Under her leadership, a group called Lakewood's Promise was founded in 2002 to improve the lives of kids, and see that every child has access to positive relationships and safe spaces. Since then, the America’s Promise Alliance has included Lakewood not once, not twice, but six times among the nation’s 100 Best Communities for Young People.
Thomas’ death last weekend was a loss for Lakewood, though not a tragedy, when you consider she lived 87 fruitful years.
Lakewood did suffer a tragic blow this month, however, with the untimely death of 14-year-old Gabby Cazares.
That the Hudtloff Middle School student would take her own life, after reportedly being targeted on a regular basis by campus bullies, should be a catalyst for community self-reflection.
Where were the positive relationships when Gabby was relentlessly teased after transferring from Tacoma to Clover Park School District this year? Where were the safe spaces when girls followed her into the school bathroom to make fun of her, or cyberbullied her on social media?
If Claudia Thomas were alive and well today, we bet she’d be asking tough questions and fighting to make sure other children aren’t treated so cruelly.
In interviews with the TNT and in school board testimony this week, Gabby’s family and their supporters demanded accountability at Hudtloff. “You should not go to school feeling scared,” said older brother Danny Tobar. “You go to school to learn, to make friends, to make a better person of yourself.”
Clover Park administrators defend their staff, saying in a letter posted to the district website that policies and procedures were followed.

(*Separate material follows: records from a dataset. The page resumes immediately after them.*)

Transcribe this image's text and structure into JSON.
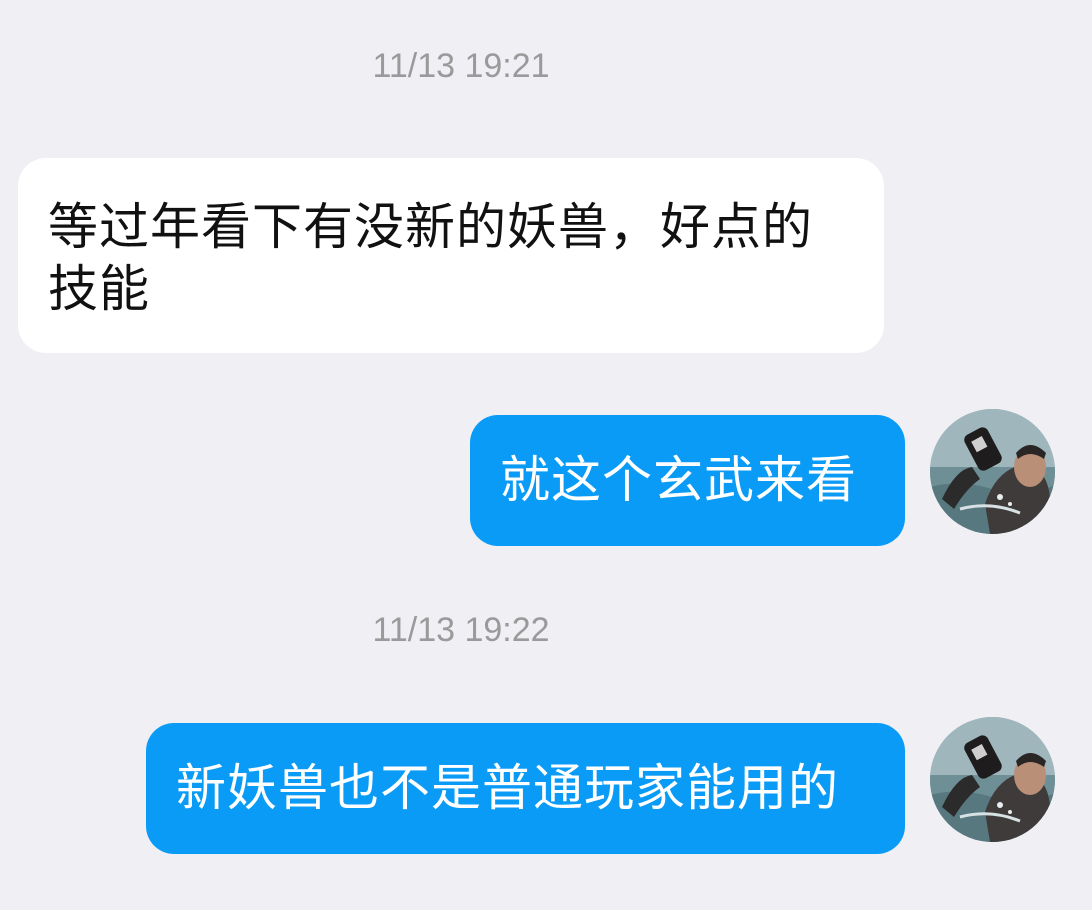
{
  "chat": {
    "messages": [
      {
        "type": "timestamp",
        "text": "11/13 19:21"
      },
      {
        "type": "incoming",
        "text": "等过年看下有没新的妖兽，好点的技能"
      },
      {
        "type": "outgoing",
        "text": "就这个玄武来看",
        "avatar_icon": "user-avatar-icon"
      },
      {
        "type": "timestamp",
        "text": "11/13 19:22"
      },
      {
        "type": "outgoing",
        "text": "新妖兽也不是普通玩家能用的",
        "avatar_icon": "user-avatar-icon"
      }
    ]
  },
  "colors": {
    "background": "#efeff4",
    "incoming_bubble": "#ffffff",
    "outgoing_bubble": "#0a9bf7",
    "timestamp_text": "#9a9a9a"
  }
}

At least superficially, that seems true. The district has implemented a series of legislative mandates to address harassment, intimidation and bullying — HIB, for short. Washington banned HIB in public schools in 2002. The law was updated to include cyberbullying in 2007. And in 2011, the state started requiring every district to designate a primary contact person to handle bullying complaints and shortened timelines for acting on them.
Check, check and check, in Lakewood schools.

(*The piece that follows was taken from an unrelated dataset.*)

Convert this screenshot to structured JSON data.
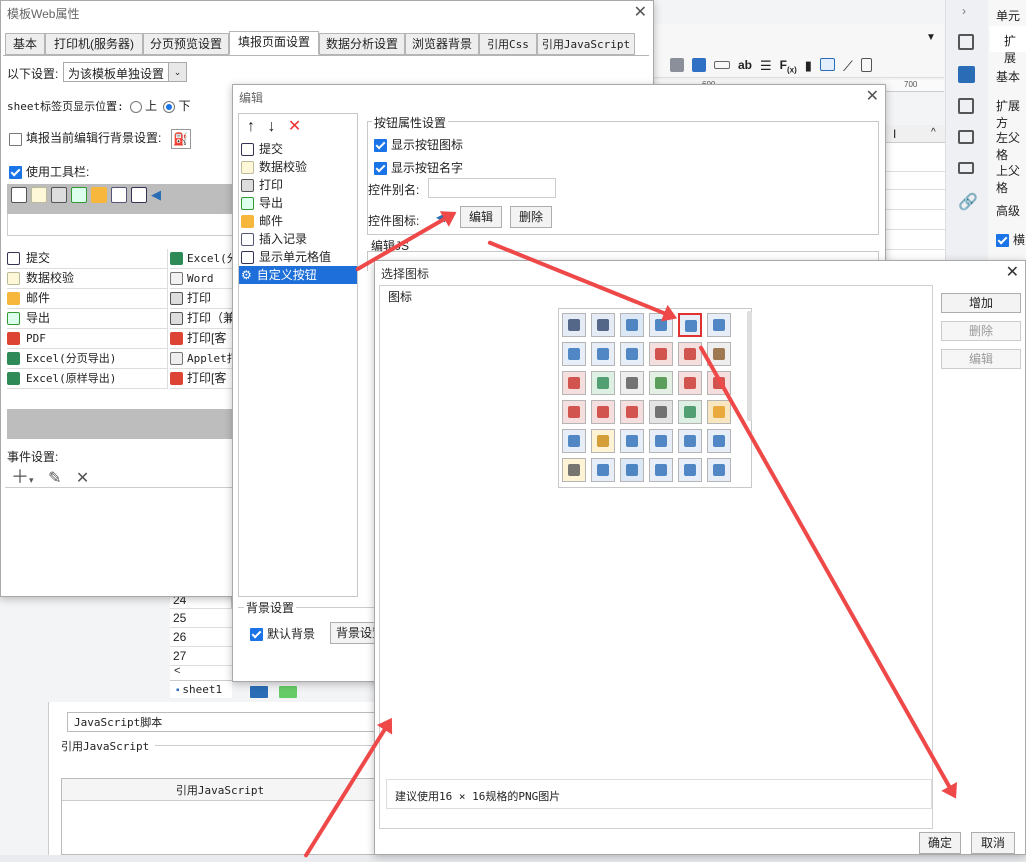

The district also has the requisite page on its website laying out HIB policies, prevention steps and reporting guidelines, along with a pledge from Superintendent Deborah LeBeau that “the safety of our students is one of our biggest priorities.”
But this latest tragedy should compel South Sound educators to raise the bar above what the law requires. Extra staff and peer intervention training. Expanded patrols before and after school. More zero-tolerance messaging in classrooms, assemblies and parent-teacher communications. No-nonsense disciplinary measures to wipe out the pestilence of bullying.
Why not raise the stakes for the worst tormentors? Federal Way schools developed a reputation years ago for its use of expulsion. At a time when local districts struggle with chronic absenteeism, we’d gladly say good riddance to a few bullies if it means victims feel comfortable attending school.
While anger over Gabby’s suicide is natural, bear in mind that her family’s emotions are raw, Lakewood police are investigating and judging matters now would be inappropriate.
The nationally publicized story of a 13-year-old Tacoma girl who jumped to her death from a freeway overpass in 2015 taught us that trying to draw a direct line of blame is problematic. In the end, the reasons why youth take their own lives, which happens in Washington on average twice a week, can be complex.
But this much we know: The death of Gabby Cazares stands as a sad case of Lakewood’s promise never realized.